3D genome organization
Is this article about Cell?

Scientific Reports, Published online: 22 December 2022; doi:10.1038/s41598-022-26725-7

Our genomes are highly organized spatially in three-dimensions (3D). In interphase nuclei, the genome is anchored and regulated by various nuclear scaffolds and structures, including the nuclear lamina at the nuclear edge, and nucleoli located more internally within the nucleoplasm. Recently, great effort has been made to understand the intricacies of 3D genome organization and its relevance to genomic and nuclear function. Over the years, many concepts, mathematical models, visual and biochemical methods, and analysis pipelines have been presented to study various aspects of this organization in a multidisciplinary manner, such as is also reflected within this collection.

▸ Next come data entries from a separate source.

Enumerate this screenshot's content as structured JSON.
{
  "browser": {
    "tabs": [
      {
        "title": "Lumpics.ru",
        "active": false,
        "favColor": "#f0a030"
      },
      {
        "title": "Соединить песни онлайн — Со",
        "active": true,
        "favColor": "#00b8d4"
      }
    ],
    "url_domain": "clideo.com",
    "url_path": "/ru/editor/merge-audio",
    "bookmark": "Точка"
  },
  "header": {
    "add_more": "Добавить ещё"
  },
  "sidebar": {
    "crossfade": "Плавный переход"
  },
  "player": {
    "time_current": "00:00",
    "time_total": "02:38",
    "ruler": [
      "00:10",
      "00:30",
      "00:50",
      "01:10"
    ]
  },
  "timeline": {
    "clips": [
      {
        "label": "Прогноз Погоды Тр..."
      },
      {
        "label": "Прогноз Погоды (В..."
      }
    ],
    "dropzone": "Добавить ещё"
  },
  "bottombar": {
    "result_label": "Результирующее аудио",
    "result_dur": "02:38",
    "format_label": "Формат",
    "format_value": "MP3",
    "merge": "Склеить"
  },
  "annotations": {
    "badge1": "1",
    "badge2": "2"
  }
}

Is this article about Neuroscience?

Nature Communications, Published online: 22 December 2022; doi:10.1038/s41467-022-35640-4

Undesired chromosomal translocations, vector integrations, and large deletions remain a problem for therapeutic gene editing in vivo. Here, the authors compare the CRISPR-Cas9TX variant with CRISPR-Cas9 and show elimination of chromosomal translocations and reduction of AVV integration when targeting Vegfa for the treatment of 
age-related macular degeneration
 in a mouse model.

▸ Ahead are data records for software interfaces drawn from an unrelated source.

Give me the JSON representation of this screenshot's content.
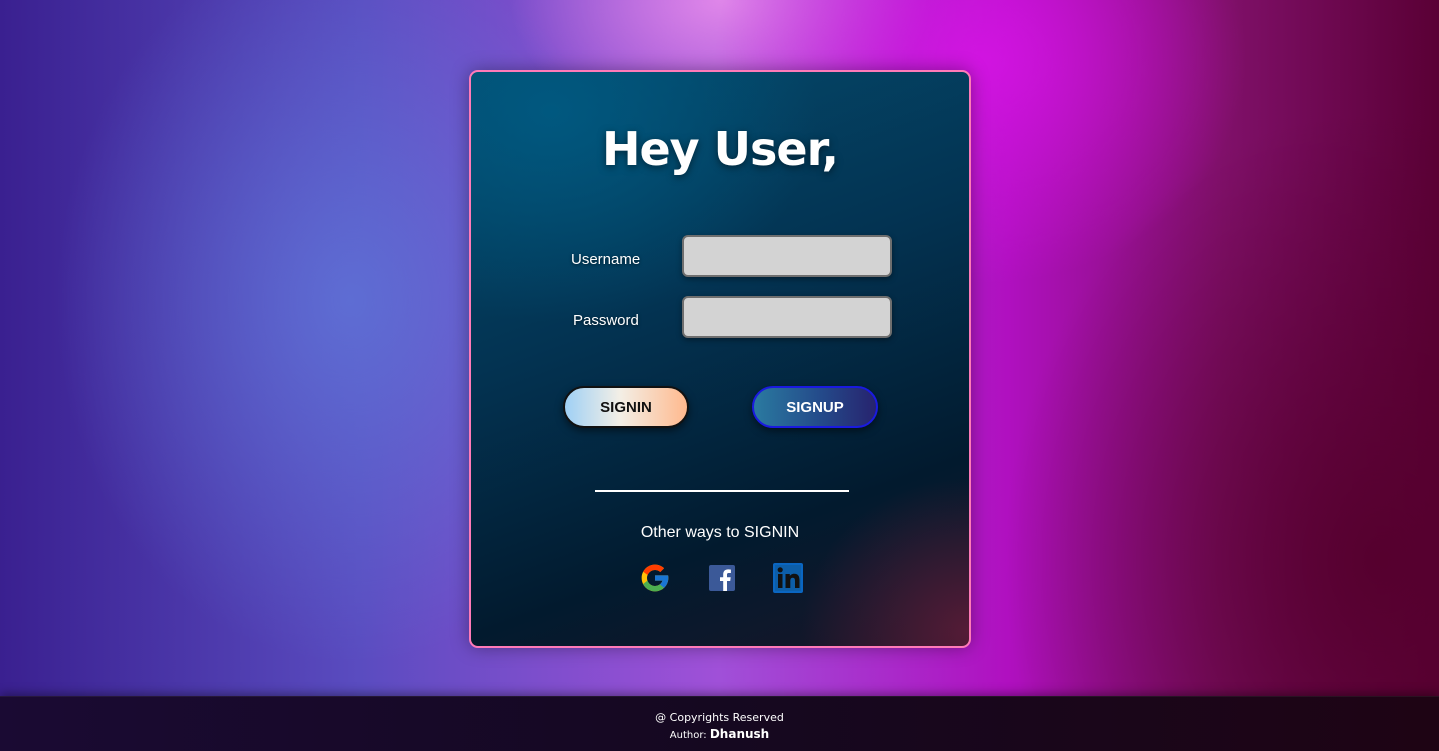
{
  "card": {
    "title": "Hey User,",
    "username_label": "Username",
    "username_value": "",
    "password_label": "Password",
    "password_value": "",
    "signin_label": "SIGNIN",
    "signup_label": "SIGNUP",
    "other_ways": "Other ways to SIGNIN",
    "social": [
      {
        "name": "google-icon",
        "color": "#4285F4"
      },
      {
        "name": "facebook-icon",
        "color": "#3b5998"
      },
      {
        "name": "linkedin-icon",
        "color": "#0a66c2"
      }
    ]
  },
  "footer": {
    "copyright": "@ Copyrights Reserved",
    "author_label": "Author:",
    "author_name": "Dhanush"
  },
  "colors": {
    "card_border": "#ff7ab8",
    "input_bg": "#d3d3d3",
    "signup_border": "#1a1ae0"
  }
}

Nature Communications, Published online: 22 December 2022; doi:10.1038/s41467-022-35358-3

Here, the authors show that the glycosylceramide synthesis inhibitor and FDA approved drug Eliglustat inhibits autophagic degradation of TRAF3 which is a key step for osteoclast differentiation and thereby improves myeloma bone lesions.

The science of how to give better gifts

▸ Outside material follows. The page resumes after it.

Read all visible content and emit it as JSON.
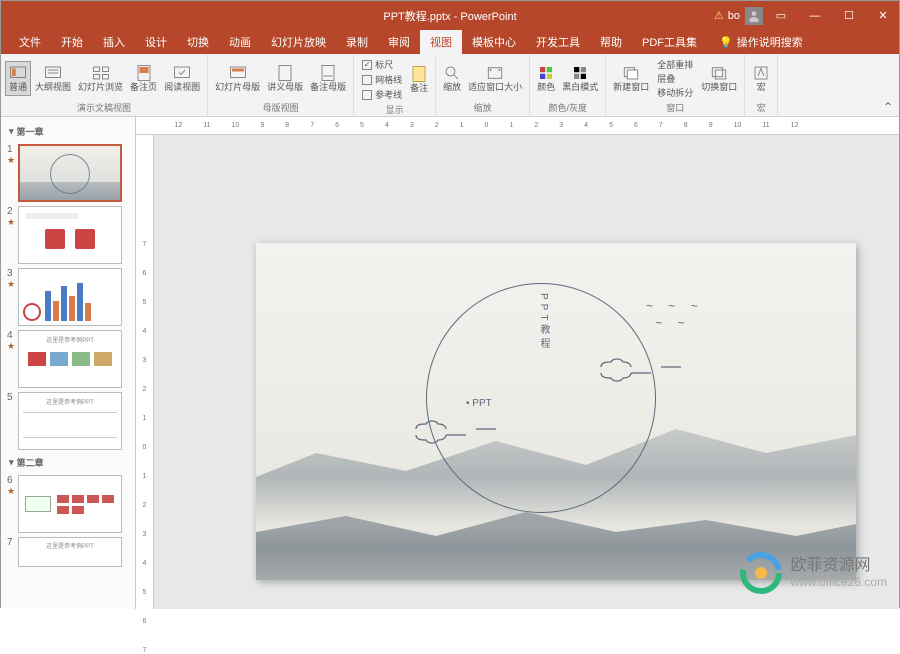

download(size: 21 MB )
As Christmas approaches, many of us will have spent the last few weeks trying to pick out the perfect presents for friends, family and colleagues. For both giver and receiver, exchanging gifts can be filled with delight – or dread, as a smile slowly fades into a look of feigned enthusiasm. But what does science say about how to avoid unwanted gifts and unpleasant surprises? Ian Sample speaks to Julian Givi about his research unwrapping what we all actually want under the tree, and hears his top tips for choosing a winning present every time. Help support our independent journalism at

The science of how to give better gifts

As Christmas approaches, many of us will have spent the last few weeks trying to pick out the perfect presents for friends, family and colleagues. For both giver and receiver, exchanging gifts can be filled with delight – or dread, as a smile slowly fades into a look of feigned enthusiasm. But what does science say about how to avoid unwanted gifts and unpleasant surprises?

Ian Sample speaks to Julian Givi about his research unwrapping what we all actually want under the tree, and hears his top tips for choosing a winning present every time

Continue reading…

Zelensky Recalled Us to Ourselves

"So much in the world depends on you."

Of all the many moving words in President Volodymyr Zelensky's speech to a joint meeting of the U.S. Congress, those eight may have been the most urgent and important.

Zelensky came to Washington to speak for his nation. He came to Washington to ask for assistance. But above all, he came to Washington to recall Americans to themselves. He came to say, My embattled people believe in you. Embedded in his words of trust was a challenge: If we believe in you, perhaps you can again believe in yourselves?

Political scientists have dubbed the past 20 years an age of "democratic recession." There are fewer democracies on the planet. Antidemocratic predators have gained in wealth and strength. Even within the surviving democracies, extremist forces have undermined citizens' confidence in their own system of government.

The ideal of partnership among democracies has declined, too, and perhaps even more than confidence within individual democracies. Narrow and selfish nationalism has displaced international cooperation and collective security. The slogan "America First"—seemingly discredited forever along with its fascism-friendly promoters of the late 1930s and early '40s—was revived. Unsurprisingly, "America First" summoned forth reciprocal chauvinism from countries on the receiving end of American tariffs and American disrespect.

[Phillips Payson O'Brien: What Zelensky needs from Washington]

This mood of democratic recession enabled Russian President Vladimir Putin's